THE ARCHIPELAGO – a site-specific archival platform for public space 

Digital art and research project by Kaya Behkalam, Clarissa Thieme & Armina Pilav, in collaboration with Farhan Khalid 2022 – ongoing

The archipelago is a site-specific archival platform for public space in the Post-Yugoslav context that brings together war document collections. Thirty years after the wars that led to and followed the breakup of Yugoslavia, many dedicated archival initiatives collectively offer an important multi-perspective view of the region’s recent history. But they rarely come together and often struggle with repression in their respective local contexts. This is where the archipelago comes in, turning a smartphone into an easily accessible archaeological device independent of local political restrictions while bringing together a multitude of archival voices.

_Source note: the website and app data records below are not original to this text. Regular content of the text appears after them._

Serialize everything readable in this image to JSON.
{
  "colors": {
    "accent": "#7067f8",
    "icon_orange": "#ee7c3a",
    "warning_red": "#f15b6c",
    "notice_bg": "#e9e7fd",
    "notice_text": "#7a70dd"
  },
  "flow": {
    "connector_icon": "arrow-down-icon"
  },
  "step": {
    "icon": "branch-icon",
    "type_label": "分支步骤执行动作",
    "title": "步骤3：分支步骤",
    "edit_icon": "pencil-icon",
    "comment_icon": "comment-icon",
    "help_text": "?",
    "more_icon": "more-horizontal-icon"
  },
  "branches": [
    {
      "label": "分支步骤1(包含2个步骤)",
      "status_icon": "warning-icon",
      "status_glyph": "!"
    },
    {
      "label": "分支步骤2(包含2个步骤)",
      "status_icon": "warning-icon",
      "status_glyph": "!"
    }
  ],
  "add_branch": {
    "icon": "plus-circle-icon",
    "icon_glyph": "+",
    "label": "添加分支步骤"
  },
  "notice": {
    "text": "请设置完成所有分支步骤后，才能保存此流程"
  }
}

Historical audio-visual documents tagged with GPS data will be available via an augmented reality (AR) app. Diverse archival holdings can be made topographically and interactively accessible at places they are linked to and encountered in a low-threshold way. The digital art and research project connects different archival initiatives exploring the technology of AR as hands-on participatory archival practices within the Post-Yugoslav space. It will introduce a carefully curated multi-perspective view of the region’s recent history that encourages audience interaction via a mobile AR app, a website archive as well as accompanying public events such as exhibitions, workshops, and film screenings in Bosnia and Herzegovina, Serbia, Kosovo, and Croatia as well as internationally. 

Together with the archipelago’s partners, in every city, we are exploring different site-specific cases and representational methods through which material is curated and made available in Augmented Reality realm. In Belgrade (Serbia), a collection of counter-memorialization to the “General Stab” will be built up, the former military headquarters of the Yugoslav National Army (YNA) that was destroyed during the NATO bombardments (1999). In Sarajevo (Bosnia and Herzegovina), the focus is on microstories, visual collections from various neighborhoods, and public spaces that play an important social role in Sarajevo, including life during the siege (1992 – 1996). In Mostar (Bosnia & Herzegovina), the river Neretva will be explored as a flowing archive of war in relation to the city and interspecies society living in the toxic and destroyed post-war environment. In Prizren (Kosovo), the collection of an amateur videographer, who documented pre and war-related protests, public events, and Prizren’s transforming urban landscape, is the starting point for collecting further comparative archival material.